Currently, $200 is set aside for every public teacher in K-12 for instructional supplies. A new law removes the requirement that half of the funds be pooled and instead allocates the entire amount to each teacher for instructional supplies as determined necessary by the teacher.
Board of Parole must have experience
A Senate bill (SB275) ensures that at least one member of the Board of Parole has corrections experience. Go figure.
Police officers’ identities are protected
It is now a misdemeanor offense to release the identity of a law enforcement officer’s resident address to the public. This will make officer-involved shooting investigations that much more secretive. HB0560
Tougher penalties for crimes against law enforcement officers
People who target uniformed police, military or national guardsmen can face tougher sentencing. But wait, where are the laws protecting unarmed black men killed by police?
Protestors are NOT protected
Forget having your First Amendment right, now you can be fined $200 for blocking emergency vehicles during a protest. Wanna keep black and brown people from protesting? Make it a law. Seems like this has been directed at Black Lives Matter.
Pregnant women are banned
from getting an abortion after 20 weeks.
Credit cards can charge 30 percent interest
A law increases the maximum annual interest rate that a bank may charge on credit card accounts from 21 percent to 30 percent. Yep, let’s keep poor people poor and enslaved to the lender.

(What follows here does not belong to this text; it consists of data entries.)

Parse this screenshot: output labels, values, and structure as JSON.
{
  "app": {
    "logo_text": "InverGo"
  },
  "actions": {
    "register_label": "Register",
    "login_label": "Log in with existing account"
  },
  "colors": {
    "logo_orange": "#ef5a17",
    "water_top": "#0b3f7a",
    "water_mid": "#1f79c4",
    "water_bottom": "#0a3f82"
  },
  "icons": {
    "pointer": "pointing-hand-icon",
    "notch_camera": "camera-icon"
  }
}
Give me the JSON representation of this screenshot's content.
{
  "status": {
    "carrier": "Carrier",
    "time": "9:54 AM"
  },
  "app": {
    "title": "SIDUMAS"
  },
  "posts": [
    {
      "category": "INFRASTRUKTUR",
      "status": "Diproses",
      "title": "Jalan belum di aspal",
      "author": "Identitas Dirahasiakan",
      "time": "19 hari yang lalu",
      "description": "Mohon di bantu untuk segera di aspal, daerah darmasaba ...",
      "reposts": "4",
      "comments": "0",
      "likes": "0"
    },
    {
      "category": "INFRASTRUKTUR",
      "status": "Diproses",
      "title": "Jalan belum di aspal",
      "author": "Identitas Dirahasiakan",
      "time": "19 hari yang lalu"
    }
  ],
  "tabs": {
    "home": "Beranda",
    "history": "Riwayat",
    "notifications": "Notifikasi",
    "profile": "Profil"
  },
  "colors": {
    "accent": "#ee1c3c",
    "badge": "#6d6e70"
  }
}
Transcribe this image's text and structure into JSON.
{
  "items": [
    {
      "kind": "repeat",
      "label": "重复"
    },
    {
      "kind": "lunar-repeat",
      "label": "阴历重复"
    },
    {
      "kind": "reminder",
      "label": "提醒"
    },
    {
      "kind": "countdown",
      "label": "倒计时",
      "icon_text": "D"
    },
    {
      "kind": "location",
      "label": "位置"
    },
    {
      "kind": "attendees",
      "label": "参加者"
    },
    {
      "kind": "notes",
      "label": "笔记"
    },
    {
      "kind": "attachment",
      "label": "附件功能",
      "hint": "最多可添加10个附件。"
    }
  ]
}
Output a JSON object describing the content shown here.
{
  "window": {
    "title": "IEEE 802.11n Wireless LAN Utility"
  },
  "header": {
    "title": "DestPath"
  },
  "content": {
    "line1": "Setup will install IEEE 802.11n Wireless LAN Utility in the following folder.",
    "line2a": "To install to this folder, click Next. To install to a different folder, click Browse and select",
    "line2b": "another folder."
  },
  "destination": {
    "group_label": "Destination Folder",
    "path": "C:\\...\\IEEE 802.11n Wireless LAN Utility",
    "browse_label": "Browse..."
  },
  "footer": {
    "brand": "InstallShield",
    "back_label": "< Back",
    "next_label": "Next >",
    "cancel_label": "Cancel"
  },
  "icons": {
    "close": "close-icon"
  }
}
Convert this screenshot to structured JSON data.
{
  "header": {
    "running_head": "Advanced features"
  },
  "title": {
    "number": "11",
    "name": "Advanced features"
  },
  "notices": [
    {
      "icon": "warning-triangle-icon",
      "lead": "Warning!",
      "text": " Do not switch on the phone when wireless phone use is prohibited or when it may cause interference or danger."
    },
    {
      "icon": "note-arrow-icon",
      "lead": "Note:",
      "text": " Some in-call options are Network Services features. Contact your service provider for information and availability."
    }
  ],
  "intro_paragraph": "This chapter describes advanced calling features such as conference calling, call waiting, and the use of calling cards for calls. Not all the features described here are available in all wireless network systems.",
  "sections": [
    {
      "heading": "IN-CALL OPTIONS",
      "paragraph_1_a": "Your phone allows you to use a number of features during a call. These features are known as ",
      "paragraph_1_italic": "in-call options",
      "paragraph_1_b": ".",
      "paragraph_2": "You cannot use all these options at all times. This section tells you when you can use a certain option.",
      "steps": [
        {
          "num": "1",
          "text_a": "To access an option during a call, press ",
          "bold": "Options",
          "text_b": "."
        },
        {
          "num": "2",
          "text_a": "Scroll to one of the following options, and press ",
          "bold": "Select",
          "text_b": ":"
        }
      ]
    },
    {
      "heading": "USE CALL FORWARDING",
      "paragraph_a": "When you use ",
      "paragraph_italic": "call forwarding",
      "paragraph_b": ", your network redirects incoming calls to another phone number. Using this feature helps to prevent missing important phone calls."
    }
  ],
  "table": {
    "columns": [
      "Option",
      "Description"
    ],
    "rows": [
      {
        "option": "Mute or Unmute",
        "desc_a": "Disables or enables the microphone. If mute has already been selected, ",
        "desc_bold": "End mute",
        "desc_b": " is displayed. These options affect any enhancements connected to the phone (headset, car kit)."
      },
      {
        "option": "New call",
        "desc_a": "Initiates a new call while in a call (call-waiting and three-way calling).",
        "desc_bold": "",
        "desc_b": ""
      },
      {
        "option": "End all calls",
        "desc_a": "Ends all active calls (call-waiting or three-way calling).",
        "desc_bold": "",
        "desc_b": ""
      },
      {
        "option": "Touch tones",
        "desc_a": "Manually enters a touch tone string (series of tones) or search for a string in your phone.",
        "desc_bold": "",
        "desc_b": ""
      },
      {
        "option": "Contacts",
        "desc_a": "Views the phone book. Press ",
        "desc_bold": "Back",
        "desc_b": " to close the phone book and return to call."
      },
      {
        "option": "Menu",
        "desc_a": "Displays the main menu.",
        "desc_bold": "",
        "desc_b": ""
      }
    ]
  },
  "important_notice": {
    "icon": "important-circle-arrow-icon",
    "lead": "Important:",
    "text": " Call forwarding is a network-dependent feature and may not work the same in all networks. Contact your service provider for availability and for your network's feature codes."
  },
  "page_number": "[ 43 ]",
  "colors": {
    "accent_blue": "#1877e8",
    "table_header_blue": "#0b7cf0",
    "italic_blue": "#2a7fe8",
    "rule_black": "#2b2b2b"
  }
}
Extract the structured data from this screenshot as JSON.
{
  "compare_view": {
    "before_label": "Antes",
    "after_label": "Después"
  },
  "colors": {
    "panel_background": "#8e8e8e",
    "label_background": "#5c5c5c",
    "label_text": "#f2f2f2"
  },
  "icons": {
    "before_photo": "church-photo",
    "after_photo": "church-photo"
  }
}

Bills & Budgets: A Community Town Hall & Legislative Update